Dragunov SVD 7.62 x 54Rmm sniper rifle

This item is HIRE ONLY for use by a recognised Film, TV, Commercials or Theatre production company.




The Dragunov (Snayperskaya Vintovka Dragunova – SVD), literally Dragunovs’ sniper rifle, is a semi-automatic sniper / designated marksman rifle chambered in 7.62 x 54R and developed in the Soviet Union.

The Dragunov was designed as a squad support weapon, since according to Soviet military doctrines, the long-range engagement ability was lost to ordinary troops when submachine guns and assault rifles (which are optimized for close-range and medium range, rapid-fire combat) were adopted.

Issued with a quick-detachable PSO-1 optical sight of 4 x magnification mounted to a side rail that does not block the view of the iron sights. The PSO-1 sight has various features including elevation adjustment, an illuminated rangefinder grid and an infrared charging screen that is used as a passive detection system. The SVD with this scope can engage targets out to 1,300 metres.

Extensive field testing of the rifles conducted in a wide range of environmental conditions resulted in the SVD being accepted into service in 1963.

Since then, the Dragunov has become the standard squad support weapon of over 28 countries including those of the former Warsaw Pact. SVD’s have been made under license in China and also in Iran.

Helpful Info

Regarding dates and period correctness, the SVD is appropriate for Soviet forces and member states of the Warsaw Pact from 1960s up to the present day. Also to be seen in the Middle East and many African and Asian nations.

Foxtrot example shown is a Dragunov SVD sniping rifle fitted with a PSO-1 4 x magnification optical sight , it is chambered in 7.62 x 54Rmm, has wooden furniture and is in a military paint  finish.

Film Set Notes

Like it’s contemporary the FN FAL, the SVD has an extremely effective flash hider, that does suppress most of the flash. Very necessary for the concealment required when sniping and accurate in how the weapon actually appears when fired for real.

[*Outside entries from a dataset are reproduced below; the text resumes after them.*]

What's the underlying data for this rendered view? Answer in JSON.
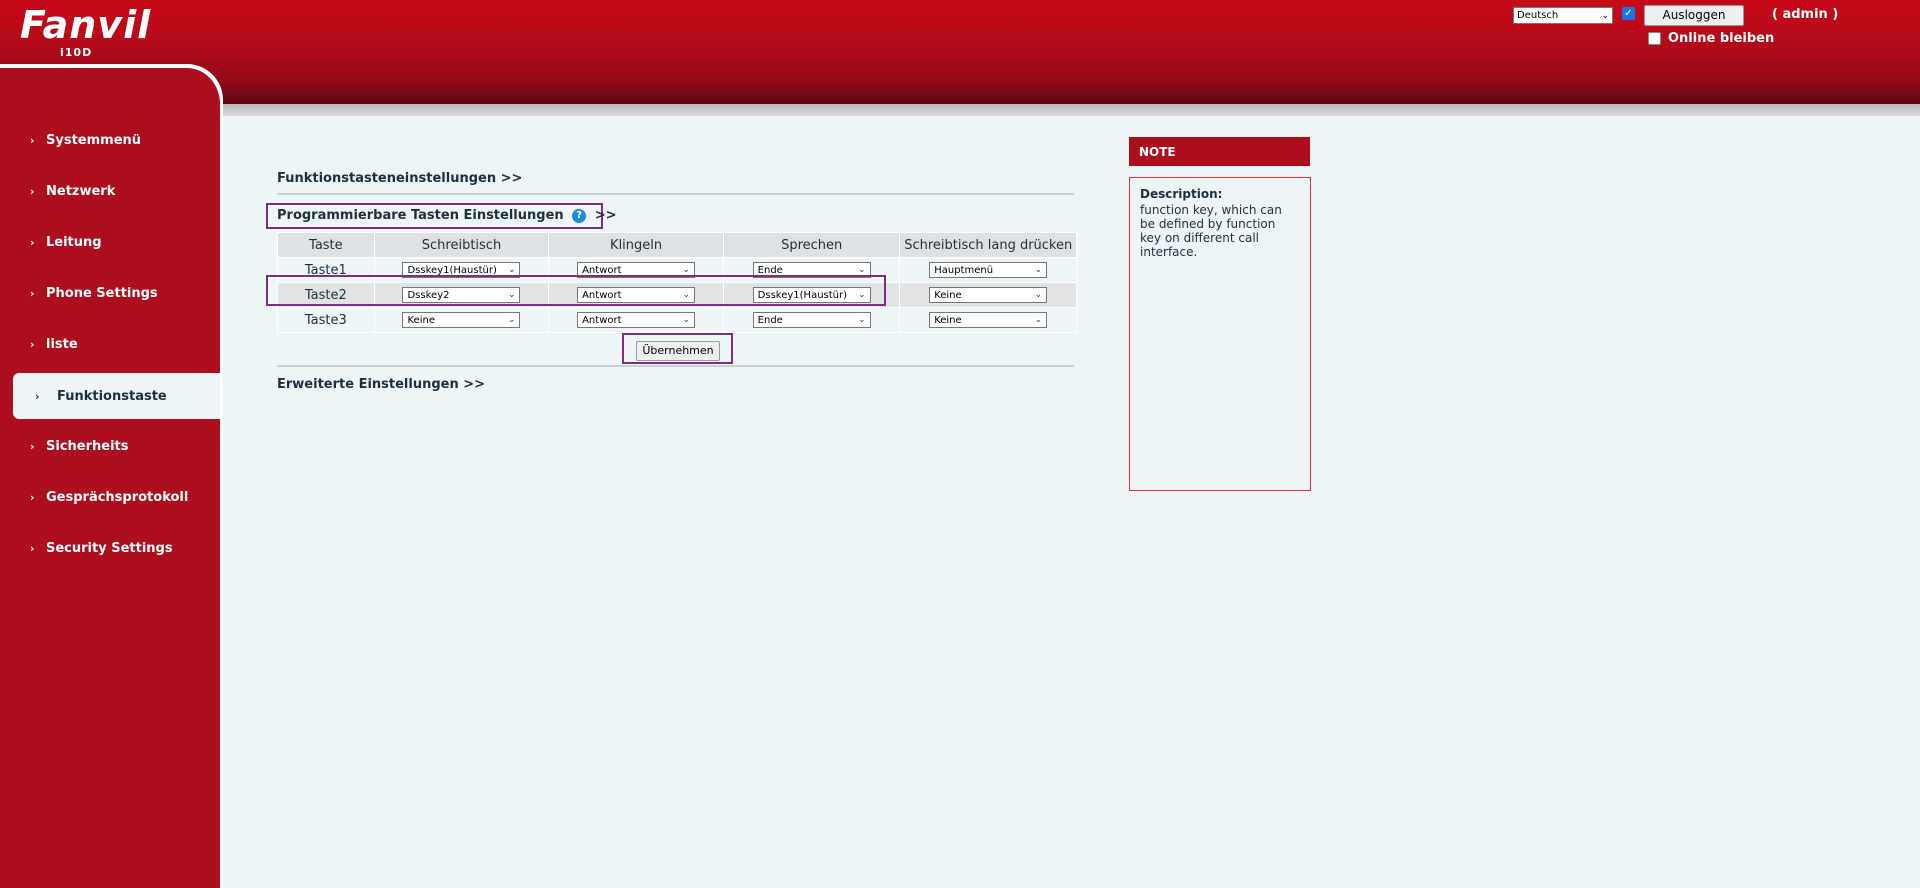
{
  "header": {
    "logo": "Fanvil",
    "model": "i10D",
    "language": "Deutsch",
    "logout_label": "Ausloggen",
    "user": "( admin )",
    "stay_online_label": "Online bleiben"
  },
  "sidebar": {
    "items": [
      {
        "label": "Systemmenü",
        "active": false
      },
      {
        "label": "Netzwerk",
        "active": false
      },
      {
        "label": "Leitung",
        "active": false
      },
      {
        "label": "Phone Settings",
        "active": false
      },
      {
        "label": "liste",
        "active": false
      },
      {
        "label": "Funktionstaste",
        "active": true
      },
      {
        "label": "Sicherheits",
        "active": false
      },
      {
        "label": "Gesprächsprotokoll",
        "active": false
      },
      {
        "label": "Security Settings",
        "active": false
      }
    ]
  },
  "main": {
    "section1": "Funktionstasteneinstellungen >>",
    "section2": {
      "title": "Programmierbare Tasten Einstellungen",
      "suffix": ">>"
    },
    "table": {
      "headers": [
        "Taste",
        "Schreibtisch",
        "Klingeln",
        "Sprechen",
        "Schreibtisch lang drücken"
      ],
      "rows": [
        {
          "key": "Taste1",
          "desk": "Dsskey1(Haustür)",
          "ring": "Antwort",
          "talk": "Ende",
          "long": "Hauptmenü"
        },
        {
          "key": "Taste2",
          "desk": "Dsskey2",
          "ring": "Antwort",
          "talk": "Dsskey1(Haustür)",
          "long": "Keine"
        },
        {
          "key": "Taste3",
          "desk": "Keine",
          "ring": "Antwort",
          "talk": "Ende",
          "long": "Keine"
        }
      ]
    },
    "apply_label": "Übernehmen",
    "section3": "Erweiterte Einstellungen >>"
  },
  "note": {
    "header": "NOTE",
    "title": "Description:",
    "text": "function key, which can be defined by function key on different call interface."
  },
  "colors": {
    "brand_red": "#ae0f1e",
    "background": "#eef5f6",
    "highlight": "#7b2d82"
  }
}
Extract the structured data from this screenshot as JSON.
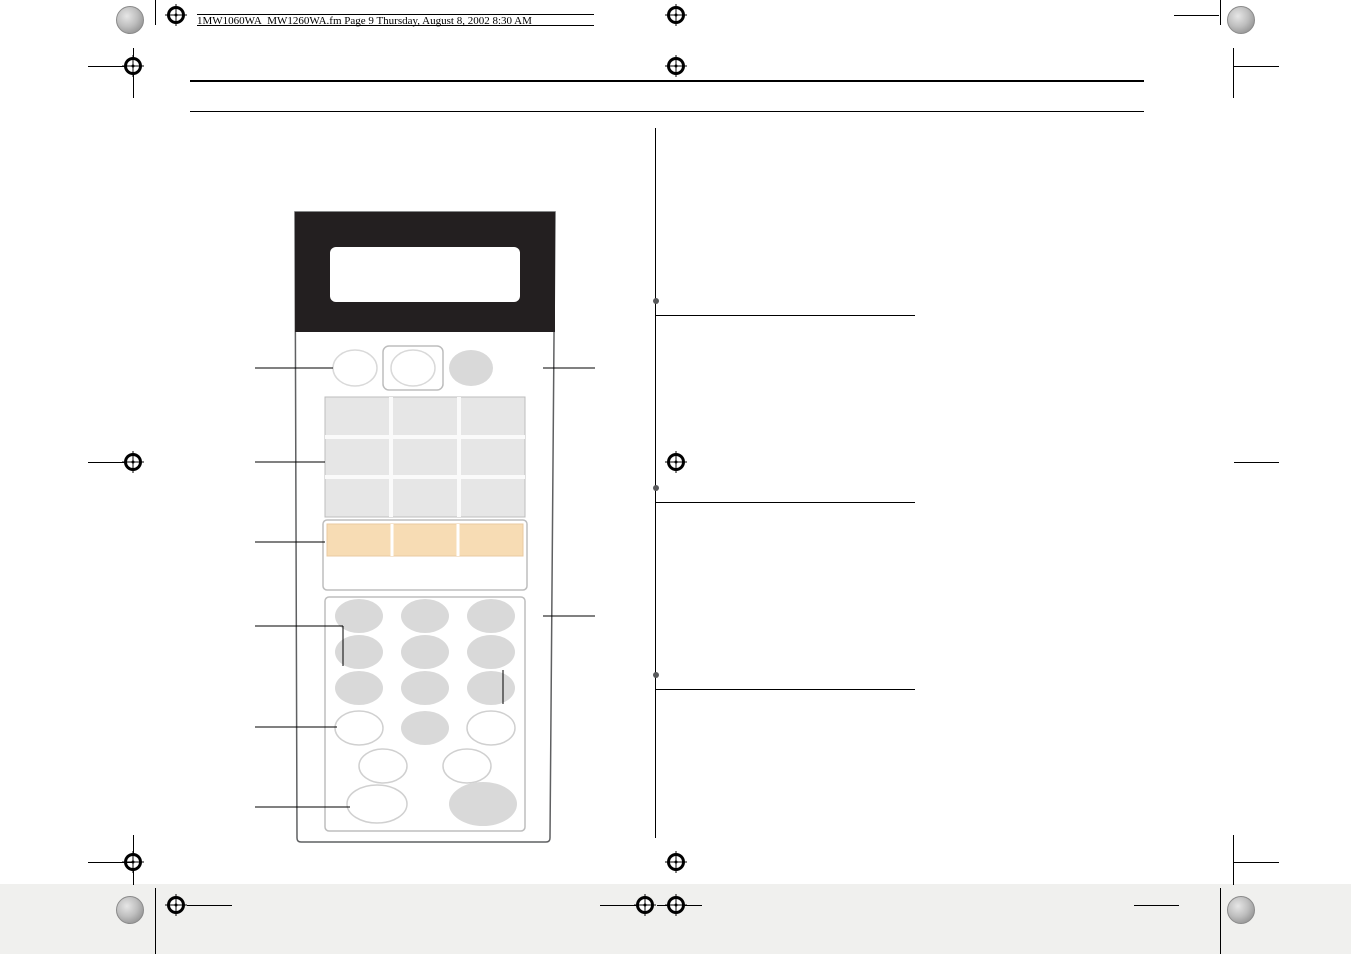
{
  "header": {
    "doc_info": "1MW1060WA_MW1260WA.fm  Page 9  Thursday, August 8, 2002  8:30 AM"
  }
}
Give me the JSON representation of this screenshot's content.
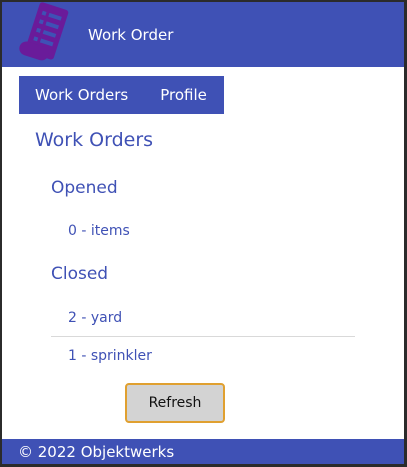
{
  "header": {
    "title": "Work Order",
    "logo_icon": "document-list-icon"
  },
  "nav": {
    "items": [
      {
        "label": "Work Orders"
      },
      {
        "label": "Profile"
      }
    ]
  },
  "page": {
    "title": "Work Orders"
  },
  "opened": {
    "title": "Opened",
    "items": [
      {
        "label": "0 - items"
      }
    ]
  },
  "closed": {
    "title": "Closed",
    "items": [
      {
        "label": "2 - yard"
      },
      {
        "label": "1 - sprinkler"
      }
    ]
  },
  "actions": {
    "refresh_label": "Refresh"
  },
  "footer": {
    "text": "© 2022 Objektwerks"
  },
  "colors": {
    "primary": "#3f51b5",
    "logo": "#6a1b9a",
    "button_border": "#e0a030"
  }
}
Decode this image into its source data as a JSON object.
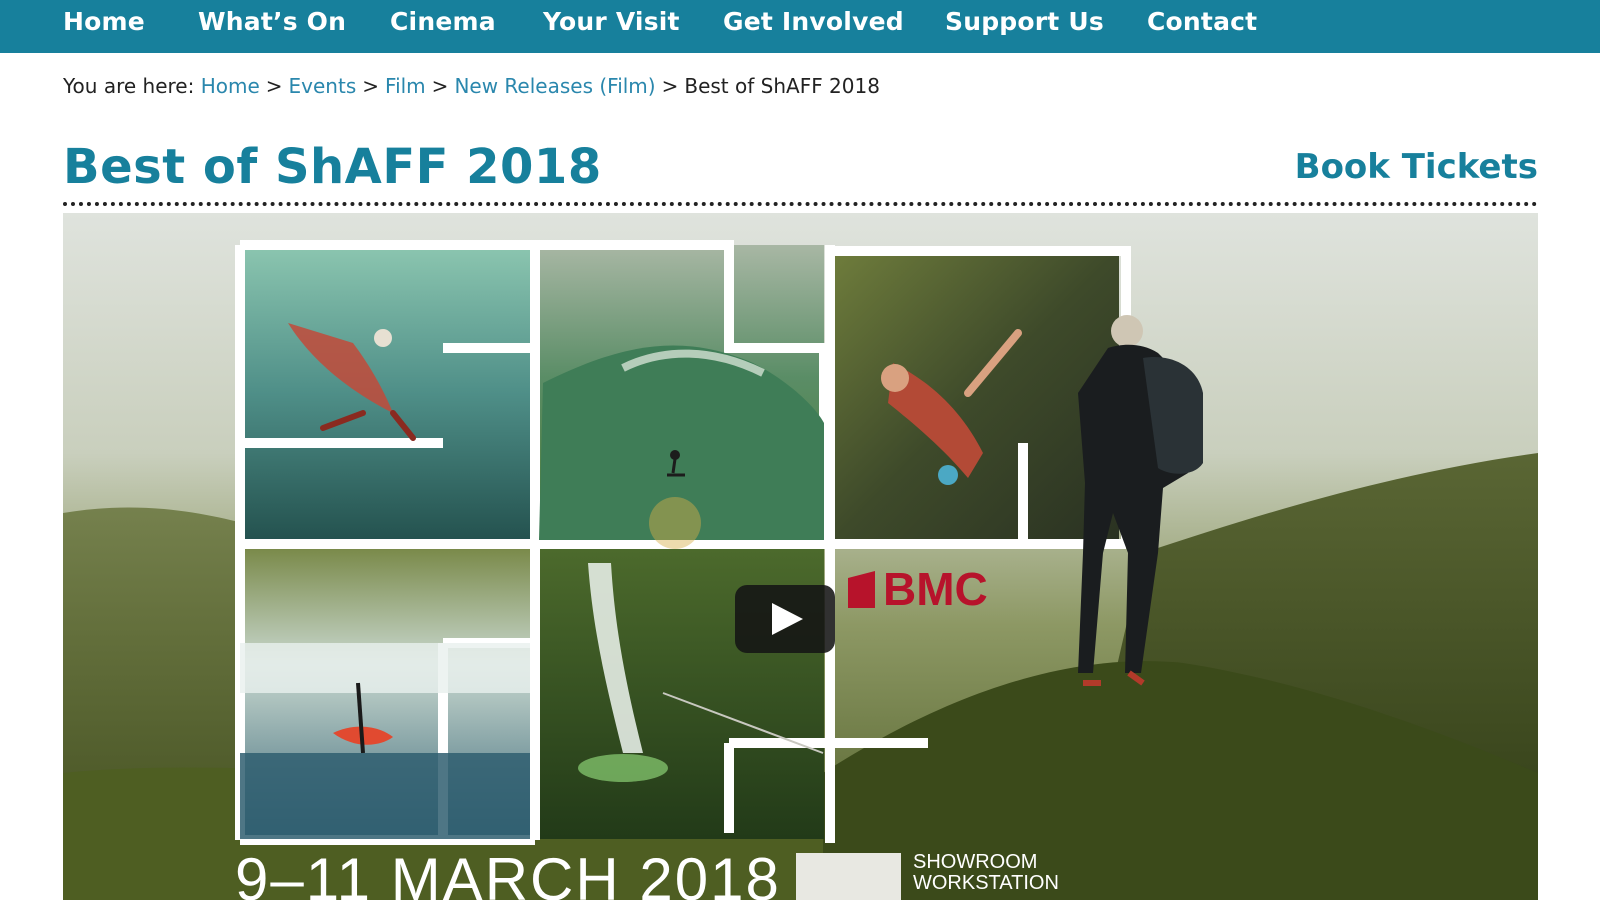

However for drama and film purposes it is something that should be clarified beforehand with the director to avoid surprises on the day.